Will Everton be deducted Premier League points? Why and how likely as financial expert offers verdict

Watch more of our videos on Shots! 
and live on Freeview channel 276
Visit Shots! now

This article contains affiliate links. We may earn a small commission on items purchased through this article, but that does not affect our editorial judgement.

The Toffees could reportedly be in breach of Premier League spending regulations.

Everton are facing the prospect of a potential points deduction amid ongoing uncertainty over their financial accounts.

According to a report from the Daily Mail, the Toffees are preparing to negotiate with the Premier League over fears that they may have breached the top flight’s profit and sustainability rules.

Hide Ad
Hide Ad

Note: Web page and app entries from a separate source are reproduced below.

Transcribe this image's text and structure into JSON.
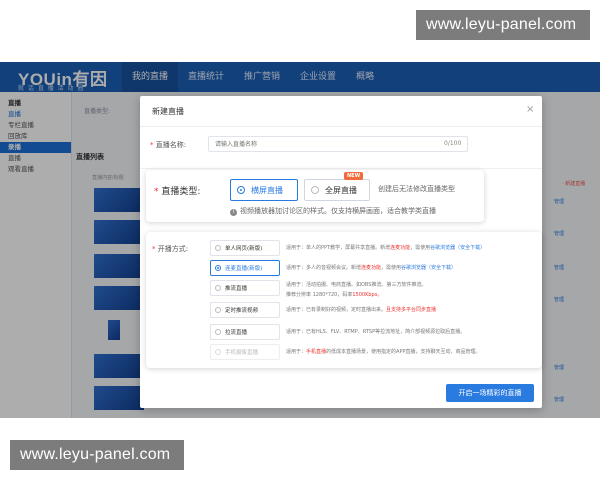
{
  "watermarks": {
    "top": "www.leyu-panel.com",
    "bottom": "www.leyu-panel.com"
  },
  "brand": {
    "logo": "YOUin有因",
    "tagline": "就 话 直 播 活 动 圈"
  },
  "nav": [
    "我的直播",
    "直播统计",
    "推广营销",
    "企业设置",
    "概略"
  ],
  "sidebar": [
    "直播",
    "直播",
    "专栏直播",
    "回放库",
    "录播",
    "直播",
    "观看直播"
  ],
  "background": {
    "crumb": "直播类型:",
    "list_title": "直播列表",
    "col_head": "直播内容/标题",
    "op_label": "管理",
    "top_op": "·  新建直播"
  },
  "modal": {
    "title": "新建直播",
    "close": "×",
    "name_label": "直播名称:",
    "name_placeholder": "请输入直播名称",
    "name_counter": "0/100"
  },
  "live_type": {
    "label": "直播类型:",
    "options": [
      "横屏直播",
      "全屏直播"
    ],
    "badge": "NEW",
    "note": "创建后无法修改直播类型",
    "tip": "视频播放器加讨论区的样式。仅支持横屏画面，适合教学类直播"
  },
  "live_mode": {
    "label": "开播方式:",
    "options": [
      {
        "name": "单人网页(新版)",
        "desc_a": "适用于：单人的PPT教学，屏幕共享直播。新增",
        "desc_hl": "连麦功能",
        "desc_b": "，需使用",
        "desc_link": "谷歌浏览器（安全下载）"
      },
      {
        "name": "连麦直播(新版)",
        "desc_a": "适用于：多人的音视频会议。新增",
        "desc_hl": "连麦功能",
        "desc_b": "，需使用",
        "desc_link": "谷歌浏览器（安全下载）"
      },
      {
        "name": "推流直播",
        "desc_a": "适用于：活动拍摄、电商直播。如OBS推流、第三方软件推流。",
        "desc_line2_a": "推荐分辨率 1280*720，码率",
        "desc_line2_hl": "1500Kbps。"
      },
      {
        "name": "定时推流视频",
        "desc_a": "适用于：已有录制好的视频，定时直播出来。",
        "desc_hl": "且支持多平台同步直播"
      },
      {
        "name": "拉流直播",
        "desc_a": "适用于：已有HLS、FLV、RTMP、RTSP等拉流地址，简介部视频源拉取后直播。"
      },
      {
        "name": "手机摄像直播",
        "desc_a": "适用于：",
        "desc_hl": "手机直播",
        "desc_b": "的低成本直播场景，使用指定的APP直播，支持聊天互动、商品管理。"
      }
    ]
  },
  "submit": "开启一场精彩的直播"
}
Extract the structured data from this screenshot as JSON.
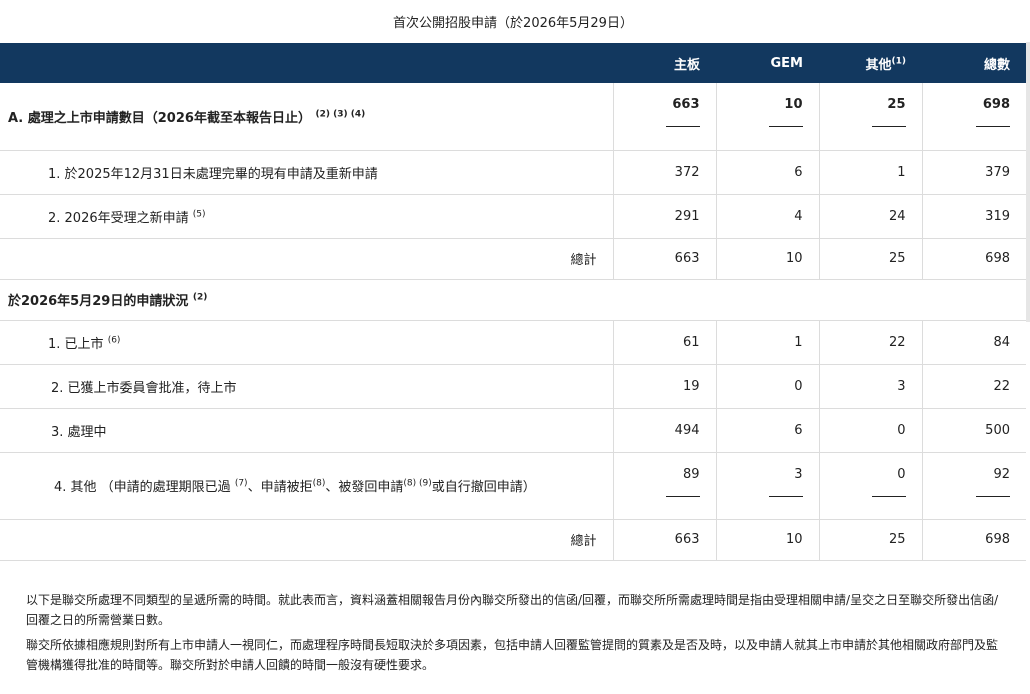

The Blues, who are already facing the looming threat of a nervous relegation battle this season, were due to publish their latest accounts last December, but are still yet to formally submit the figures as they seek clarification from authorities over how much of their expected losses, estimated to be in excess of £100 million this term, can be offset by the impact of the pandemic.

The Premier League are yet to find any of their member clubs guilty of breaching financial rules, but any side who are deemed to have contravened the regulations can be fined or docked points.

Why are Everton facing a points deduction?

At this stage, it is worth reiterating that the Toffees are not facing a definite points deduction, but could be docked if they are found to have breached the Premier League financial regulations.

Top flight profit and sustainability rules state that clubs can only record losses of £105 million over a given three-year period. Between 2017 and 2020, Everton recorded combined losses of £260 million, with further losses in excess of £100 million expected this time around.

Hide Ad
Hide Ad

Ordinarily, that would be enough to guarantee that they would be in breach of divisional regulations, but the impact of the pandemic has led to some alterations in the way that the Premier League calculate their final figures.

The usual three-year assessment period has been extended to four, with the two recent Covid-affected seasons pushed together to find an average. That average is then factored in alongside the two most recent unaffected campaign to produce an effective three-year total.

Even taking the Premier League’s more lenient approach into consideration, however, the Toffees could still be at risk of falling foul of spending regulations.

Financial matters at Goodison Park have also been made worse in recent days after the Blues were forced to sever links with major sponsor Alisher Usmanov following Russia’s invasion of Ukraine. It is estimated that the abandonment of the Usmanov deal could cost the club around £300 million over the next 20 years.

Hide Ad
Hide Ad

The Premier League have set a deadline of later this month for all clubs to submit up-to-date accounts, as well as their forecasts for the rest of the season.

The process of vetting accounts is set to take several months, with any clubs found to be in breach facing charges at the end of the season.

What has been said about a potential Everton points deduction?

The general consensus seems to be that while a points deduction is possible, it is fairly unlikely.

Addressing the matter on his personal Twitter account on Wednesday, football finance expert Kieran Maguire wrote: “They would not have signed [Nathan] Patterson in January if [they were] about to exceed the limit but [they] are pretty close to it.

Hide Ad
Hide Ad

“There are some unusual transactions in the past which have helped Everton stay within the limit.”

Likewise, when asked whether Everton’s possible breach of financial regulations could lead to an eventual points deduction, Sky Sports News Editor Alan Myers wrote on Twitter: “I’d doubt it very much”.

A message from the editor:

Thank you for reading. NationalWorld is a new national news brand, produced by a team of journalists, editors, video producers and designers who live and work across the UK. Find out more about who’s who in the team, and our editorial values. We want to start a community among our readers, so please follow us on Facebook, Twitter and Instagram, and keep the conversation going. You can also sign up to our newsletters and get a curated selection of our best reads to your inbox every day.

Comment Guidelines

National World encourages reader discussion on our stories. User feedback, insights and back-and-forth exchanges add a rich layer of context to reporting. Please review our Community Guidelines before commenting.